This novel is the literary embodiment of the kid who sat in the front row of your lecture course and had a long-winded comment to add to every. single. statement. made by your instructor. Not only do we go on a botanical exploration in the late 1700s- we go with CAPTAIN COOK! Not only do we supply pharmaceuticals to explorers- we sell to LEWIS AND CLARKE THEMSELVES! Not only did we happen upon the theory of evolution, but we BEAT DARWIN TO IT! These aren’t even the most egregious examples- all 512 pages of this self-important doorstop are chock-full of historical figures, grand moments in history, and constant reminders that our protagonist is agonizingly brilliant. Brilliant and misunderstood! Oh no, whatever will this unconventional woman do?! How do we know that she’s brilliant? Why, with list upon lists of her abilities and accomplishments, but without moments of her actually participating in said fields of discipline.
She’ll rip off Ahab’s Wife, mostly- right down to the whaling ships- but adds in a whole fun adventure involving the “child-like wonder” of the Tahitian people. Yikes.
This novel also holds one of the worst descriptors of a penis that has ever been sent into the universe-we are treated with “He had genitalia- perfectly adequate, and even impressive, genitalia. She allowed herself to observe with care this lovely appendage of his-this pale, waving sea creature, which floated between his legs in its thatch of wet and private fur.”
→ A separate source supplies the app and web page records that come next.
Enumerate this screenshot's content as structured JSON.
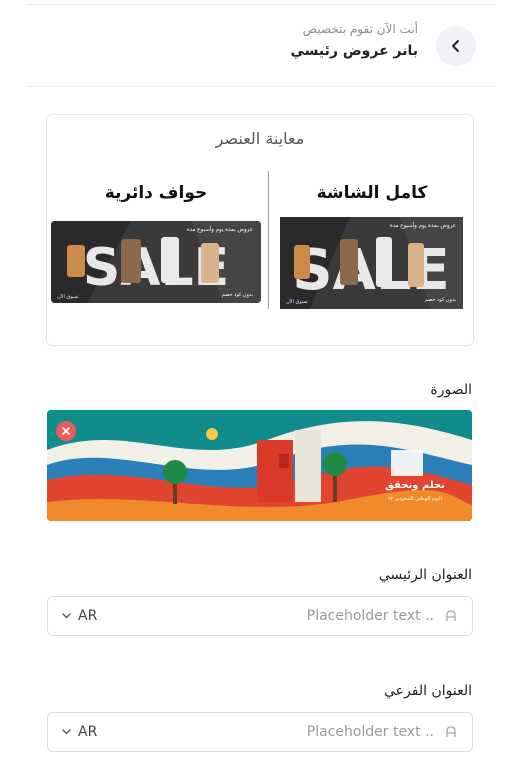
{
  "header": {
    "subtitle": "أنت الآن تقوم بتخصيص",
    "title": "بانر عروض رئيسي",
    "back_icon": "chevron-left-icon"
  },
  "preview": {
    "title": "معاينة العنصر",
    "variants": [
      {
        "label": "كامل الشاشة",
        "banner_text": "SALE",
        "banner_top": "عروض بمدة يوم وأسبوع مدة",
        "banner_bottom_left": "تسوق الآن",
        "banner_bottom_right": "بدون كود خصم"
      },
      {
        "label": "حواف دائرية",
        "banner_text": "SALE",
        "banner_top": "عروض بمدة يوم وأسبوع مدة",
        "banner_bottom_left": "تسوق الآن",
        "banner_bottom_right": "بدون كود خصم"
      }
    ]
  },
  "image_section": {
    "label": "الصورة",
    "remove_icon": "close-icon",
    "caption_main": "نحلم ونحقق",
    "caption_sub": "اليوم الوطني السعودي ٩٢"
  },
  "main_title": {
    "label": "العنوان الرئيسي",
    "placeholder": "Placeholder text ..",
    "lang": "AR"
  },
  "sub_title": {
    "label": "العنوان الفرعي",
    "placeholder": "Placeholder text ..",
    "lang": "AR"
  },
  "colors": {
    "accent_red": "#ef5a5a",
    "border": "#dedede",
    "teal": "#0f8a8a"
  }
}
I finished this novel- out of spite and sheer grim determination- while on vacation. I wanted to cast it into the sea, but instead I gave up valuable space in my carry-on in order to bring it home and share it’s aggressive mediocrity with everyone that I come across. It was too hateful to leave behind.